What to work on ->
Return the data that follows exactly, with each line intact.

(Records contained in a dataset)
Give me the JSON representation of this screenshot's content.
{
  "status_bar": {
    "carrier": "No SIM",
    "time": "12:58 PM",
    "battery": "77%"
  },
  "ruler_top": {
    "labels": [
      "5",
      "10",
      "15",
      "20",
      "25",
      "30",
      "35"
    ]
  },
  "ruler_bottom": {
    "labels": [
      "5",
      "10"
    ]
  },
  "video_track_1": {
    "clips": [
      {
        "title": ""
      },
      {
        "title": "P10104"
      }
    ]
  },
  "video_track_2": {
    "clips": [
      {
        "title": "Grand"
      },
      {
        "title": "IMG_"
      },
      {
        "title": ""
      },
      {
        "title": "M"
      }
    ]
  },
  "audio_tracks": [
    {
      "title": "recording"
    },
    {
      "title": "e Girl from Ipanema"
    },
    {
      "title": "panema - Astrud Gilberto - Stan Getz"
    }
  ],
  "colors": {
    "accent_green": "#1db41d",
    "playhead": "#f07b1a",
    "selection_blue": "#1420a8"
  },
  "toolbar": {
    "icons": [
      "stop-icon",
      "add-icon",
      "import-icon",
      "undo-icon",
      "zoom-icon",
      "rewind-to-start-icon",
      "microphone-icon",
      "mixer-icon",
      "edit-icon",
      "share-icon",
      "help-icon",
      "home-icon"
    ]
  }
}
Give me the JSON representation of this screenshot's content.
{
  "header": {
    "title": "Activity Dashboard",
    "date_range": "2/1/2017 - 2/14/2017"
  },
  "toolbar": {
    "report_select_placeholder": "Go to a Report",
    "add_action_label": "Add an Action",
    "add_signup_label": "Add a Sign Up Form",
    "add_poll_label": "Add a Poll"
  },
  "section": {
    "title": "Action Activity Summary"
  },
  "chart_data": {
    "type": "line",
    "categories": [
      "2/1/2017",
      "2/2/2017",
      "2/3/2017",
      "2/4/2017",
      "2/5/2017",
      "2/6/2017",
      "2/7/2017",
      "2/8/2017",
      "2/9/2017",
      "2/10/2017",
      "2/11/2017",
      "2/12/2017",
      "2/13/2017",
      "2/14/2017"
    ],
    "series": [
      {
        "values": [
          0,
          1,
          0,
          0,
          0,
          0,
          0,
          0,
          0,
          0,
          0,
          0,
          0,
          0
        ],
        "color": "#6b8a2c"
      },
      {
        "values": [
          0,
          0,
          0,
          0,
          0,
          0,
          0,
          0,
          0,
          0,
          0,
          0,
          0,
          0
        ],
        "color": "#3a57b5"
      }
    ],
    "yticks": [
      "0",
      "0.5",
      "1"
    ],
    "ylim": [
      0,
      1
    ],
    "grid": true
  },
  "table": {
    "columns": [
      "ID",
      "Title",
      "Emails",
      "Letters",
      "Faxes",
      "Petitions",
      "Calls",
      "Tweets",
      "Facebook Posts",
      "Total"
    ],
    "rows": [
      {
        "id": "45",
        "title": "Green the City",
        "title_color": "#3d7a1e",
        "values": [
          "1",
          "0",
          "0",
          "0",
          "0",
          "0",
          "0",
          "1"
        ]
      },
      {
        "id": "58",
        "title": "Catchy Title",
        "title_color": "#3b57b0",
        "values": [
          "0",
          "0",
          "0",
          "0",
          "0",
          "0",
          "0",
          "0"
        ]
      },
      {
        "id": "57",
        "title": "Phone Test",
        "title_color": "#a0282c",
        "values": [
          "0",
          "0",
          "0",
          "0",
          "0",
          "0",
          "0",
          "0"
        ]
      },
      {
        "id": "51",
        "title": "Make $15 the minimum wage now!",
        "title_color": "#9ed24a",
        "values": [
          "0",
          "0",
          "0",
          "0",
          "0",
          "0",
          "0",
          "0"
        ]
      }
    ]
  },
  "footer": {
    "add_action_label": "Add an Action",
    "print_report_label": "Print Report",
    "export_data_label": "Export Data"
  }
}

Written response ->
Give me the JSON representation of this screenshot's content.
{
  "status_bar": {
    "carrier": "No SIM",
    "time": "12:58 PM",
    "battery": "77%"
  },
  "ruler_top": {
    "labels": [
      "5",
      "10",
      "15",
      "20",
      "25",
      "30",
      "35"
    ]
  },
  "ruler_bottom": {
    "labels": [
      "5",
      "10"
    ]
  },
  "video_track_1": {
    "clips": [
      {
        "title": ""
      },
      {
        "title": "P10104"
      }
    ]
  },
  "video_track_2": {
    "clips": [
      {
        "title": "Grand"
      },
      {
        "title": "IMG_"
      },
      {
        "title": ""
      },
      {
        "title": "M"
      }
    ]
  },
  "audio_tracks": [
    {
      "title": "recording"
    },
    {
      "title": "e Girl from Ipanema"
    },
    {
      "title": "panema - Astrud Gilberto - Stan Getz"
    }
  ],
  "colors": {
    "accent_green": "#1db41d",
    "playhead": "#f07b1a",
    "selection_blue": "#1420a8"
  },
  "toolbar": {
    "icons": [
      "stop-icon",
      "add-icon",
      "import-icon",
      "undo-icon",
      "zoom-icon",
      "rewind-to-start-icon",
      "microphone-icon",
      "mixer-icon",
      "edit-icon",
      "share-icon",
      "help-icon",
      "home-icon"
    ]
  }
}
Give me the JSON representation of this screenshot's content.
{
  "header": {
    "title": "Activity Dashboard",
    "date_range": "2/1/2017 - 2/14/2017"
  },
  "toolbar": {
    "report_select_placeholder": "Go to a Report",
    "add_action_label": "Add an Action",
    "add_signup_label": "Add a Sign Up Form",
    "add_poll_label": "Add a Poll"
  },
  "section": {
    "title": "Action Activity Summary"
  },
  "chart_data": {
    "type": "line",
    "categories": [
      "2/1/2017",
      "2/2/2017",
      "2/3/2017",
      "2/4/2017",
      "2/5/2017",
      "2/6/2017",
      "2/7/2017",
      "2/8/2017",
      "2/9/2017",
      "2/10/2017",
      "2/11/2017",
      "2/12/2017",
      "2/13/2017",
      "2/14/2017"
    ],
    "series": [
      {
        "values": [
          0,
          1,
          0,
          0,
          0,
          0,
          0,
          0,
          0,
          0,
          0,
          0,
          0,
          0
        ],
        "color": "#6b8a2c"
      },
      {
        "values": [
          0,
          0,
          0,
          0,
          0,
          0,
          0,
          0,
          0,
          0,
          0,
          0,
          0,
          0
        ],
        "color": "#3a57b5"
      }
    ],
    "yticks": [
      "0",
      "0.5",
      "1"
    ],
    "ylim": [
      0,
      1
    ],
    "grid": true
  },
  "table": {
    "columns": [
      "ID",
      "Title",
      "Emails",
      "Letters",
      "Faxes",
      "Petitions",
      "Calls",
      "Tweets",
      "Facebook Posts",
      "Total"
    ],
    "rows": [
      {
        "id": "45",
        "title": "Green the City",
        "title_color": "#3d7a1e",
        "values": [
          "1",
          "0",
          "0",
          "0",
          "0",
          "0",
          "0",
          "1"
        ]
      },
      {
        "id": "58",
        "title": "Catchy Title",
        "title_color": "#3b57b0",
        "values": [
          "0",
          "0",
          "0",
          "0",
          "0",
          "0",
          "0",
          "0"
        ]
      },
      {
        "id": "57",
        "title": "Phone Test",
        "title_color": "#a0282c",
        "values": [
          "0",
          "0",
          "0",
          "0",
          "0",
          "0",
          "0",
          "0"
        ]
      },
      {
        "id": "51",
        "title": "Make $15 the minimum wage now!",
        "title_color": "#9ed24a",
        "values": [
          "0",
          "0",
          "0",
          "0",
          "0",
          "0",
          "0",
          "0"
        ]
      }
    ]
  },
  "footer": {
    "add_action_label": "Add an Action",
    "print_report_label": "Print Report",
    "export_data_label": "Export Data"
  }
}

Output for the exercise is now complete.